What the task requires
Output each record below exactly. No images go in the copy.

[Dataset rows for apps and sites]
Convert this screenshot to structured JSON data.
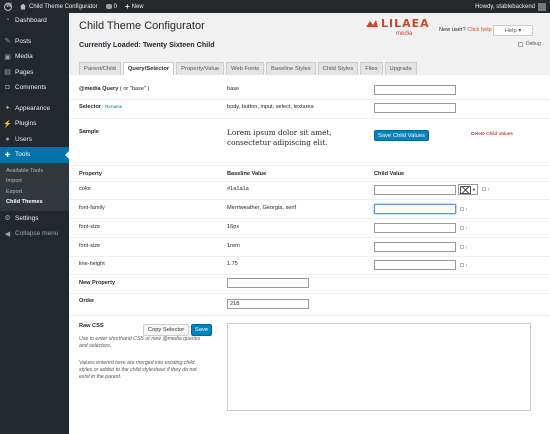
{
  "adminbar": {
    "site_name": "Child Theme Configurator",
    "comments_count": "0",
    "new_label": "New",
    "howdy": "Howdy, stablebackend"
  },
  "sidebar": {
    "items": [
      {
        "label": "Dashboard",
        "icon": "dashboard-icon"
      },
      {
        "label": "Posts",
        "icon": "pin-icon"
      },
      {
        "label": "Media",
        "icon": "media-icon"
      },
      {
        "label": "Pages",
        "icon": "pages-icon"
      },
      {
        "label": "Comments",
        "icon": "comments-icon"
      },
      {
        "label": "Appearance",
        "icon": "appearance-icon"
      },
      {
        "label": "Plugins",
        "icon": "plugins-icon"
      },
      {
        "label": "Users",
        "icon": "users-icon"
      },
      {
        "label": "Tools",
        "icon": "tools-icon"
      },
      {
        "label": "Settings",
        "icon": "settings-icon"
      },
      {
        "label": "Collapse menu",
        "icon": "collapse-icon"
      }
    ],
    "submenu": [
      "Available Tools",
      "Import",
      "Export",
      "Child Themes"
    ]
  },
  "header": {
    "title": "Child Theme Configurator",
    "brand_name": "LILAEA",
    "brand_sub": "media",
    "new_user_text": "New user?",
    "click_here": "Click help",
    "help_label": "Help",
    "loaded": "Currently Loaded: Twenty Sixteen Child",
    "debug_label": "Debug"
  },
  "tabs": [
    "Parent/Child",
    "Query/Selector",
    "Property/Value",
    "Web Fonts",
    "Baseline Styles",
    "Child Styles",
    "Files",
    "Upgrade"
  ],
  "form": {
    "media_query_label": "@media Query",
    "media_query_hint": "( or \"base\" )",
    "media_query_value": "base",
    "selector_label": "Selector",
    "rename_label": "Rename",
    "selector_value": "body, button, input, select, textarea",
    "sample_label": "Sample",
    "sample_text": "Lorem ipsum dolor sit amet, consectetur adipiscing elit.",
    "save_child_values": "Save Child Values",
    "delete_child_values": "Delete Child Values",
    "col_property": "Property",
    "col_baseline": "Baseline Value",
    "col_child": "Child Value",
    "properties": [
      {
        "name": "color",
        "value": "#1a1a1a"
      },
      {
        "name": "font-family",
        "value": "Merriweather, Georgia, serif"
      },
      {
        "name": "font-size",
        "value": "16px"
      },
      {
        "name": "font-size",
        "value": "1rem"
      },
      {
        "name": "line-height",
        "value": "1.75"
      }
    ],
    "new_property_label": "New Property",
    "order_label": "Order",
    "order_value": "218",
    "raw_css_label": "Raw CSS",
    "copy_selector": "Copy Selector",
    "save_label": "Save",
    "raw_note_1": "Use to enter shorthand CSS or new @media queries and selectors.",
    "raw_note_2": "Values entered here are merged into existing child styles or added to the child stylesheet if they do not exist in the parent."
  }
}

Result
Convert this screenshot to structured JSON data.
{
  "adminbar": {
    "site_name": "Child Theme Configurator",
    "comments_count": "0",
    "new_label": "New",
    "howdy": "Howdy, stablebackend"
  },
  "sidebar": {
    "items": [
      {
        "label": "Dashboard",
        "icon": "dashboard-icon"
      },
      {
        "label": "Posts",
        "icon": "pin-icon"
      },
      {
        "label": "Media",
        "icon": "media-icon"
      },
      {
        "label": "Pages",
        "icon": "pages-icon"
      },
      {
        "label": "Comments",
        "icon": "comments-icon"
      },
      {
        "label": "Appearance",
        "icon": "appearance-icon"
      },
      {
        "label": "Plugins",
        "icon": "plugins-icon"
      },
      {
        "label": "Users",
        "icon": "users-icon"
      },
      {
        "label": "Tools",
        "icon": "tools-icon"
      },
      {
        "label": "Settings",
        "icon": "settings-icon"
      },
      {
        "label": "Collapse menu",
        "icon": "collapse-icon"
      }
    ],
    "submenu": [
      "Available Tools",
      "Import",
      "Export",
      "Child Themes"
    ]
  },
  "header": {
    "title": "Child Theme Configurator",
    "brand_name": "LILAEA",
    "brand_sub": "media",
    "new_user_text": "New user?",
    "click_here": "Click help",
    "help_label": "Help",
    "loaded": "Currently Loaded: Twenty Sixteen Child",
    "debug_label": "Debug"
  },
  "tabs": [
    "Parent/Child",
    "Query/Selector",
    "Property/Value",
    "Web Fonts",
    "Baseline Styles",
    "Child Styles",
    "Files",
    "Upgrade"
  ],
  "form": {
    "media_query_label": "@media Query",
    "media_query_hint": "( or \"base\" )",
    "media_query_value": "base",
    "selector_label": "Selector",
    "rename_label": "Rename",
    "selector_value": "body, button, input, select, textarea",
    "sample_label": "Sample",
    "sample_text": "Lorem ipsum dolor sit amet, consectetur adipiscing elit.",
    "save_child_values": "Save Child Values",
    "delete_child_values": "Delete Child Values",
    "col_property": "Property",
    "col_baseline": "Baseline Value",
    "col_child": "Child Value",
    "properties": [
      {
        "name": "color",
        "value": "#1a1a1a"
      },
      {
        "name": "font-family",
        "value": "Merriweather, Georgia, serif"
      },
      {
        "name": "font-size",
        "value": "16px"
      },
      {
        "name": "font-size",
        "value": "1rem"
      },
      {
        "name": "line-height",
        "value": "1.75"
      }
    ],
    "new_property_label": "New Property",
    "order_label": "Order",
    "order_value": "218",
    "raw_css_label": "Raw CSS",
    "copy_selector": "Copy Selector",
    "save_label": "Save",
    "raw_note_1": "Use to enter shorthand CSS or new @media queries and selectors.",
    "raw_note_2": "Values entered here are merged into existing child styles or added to the child stylesheet if they do not exist in the parent."
  }
}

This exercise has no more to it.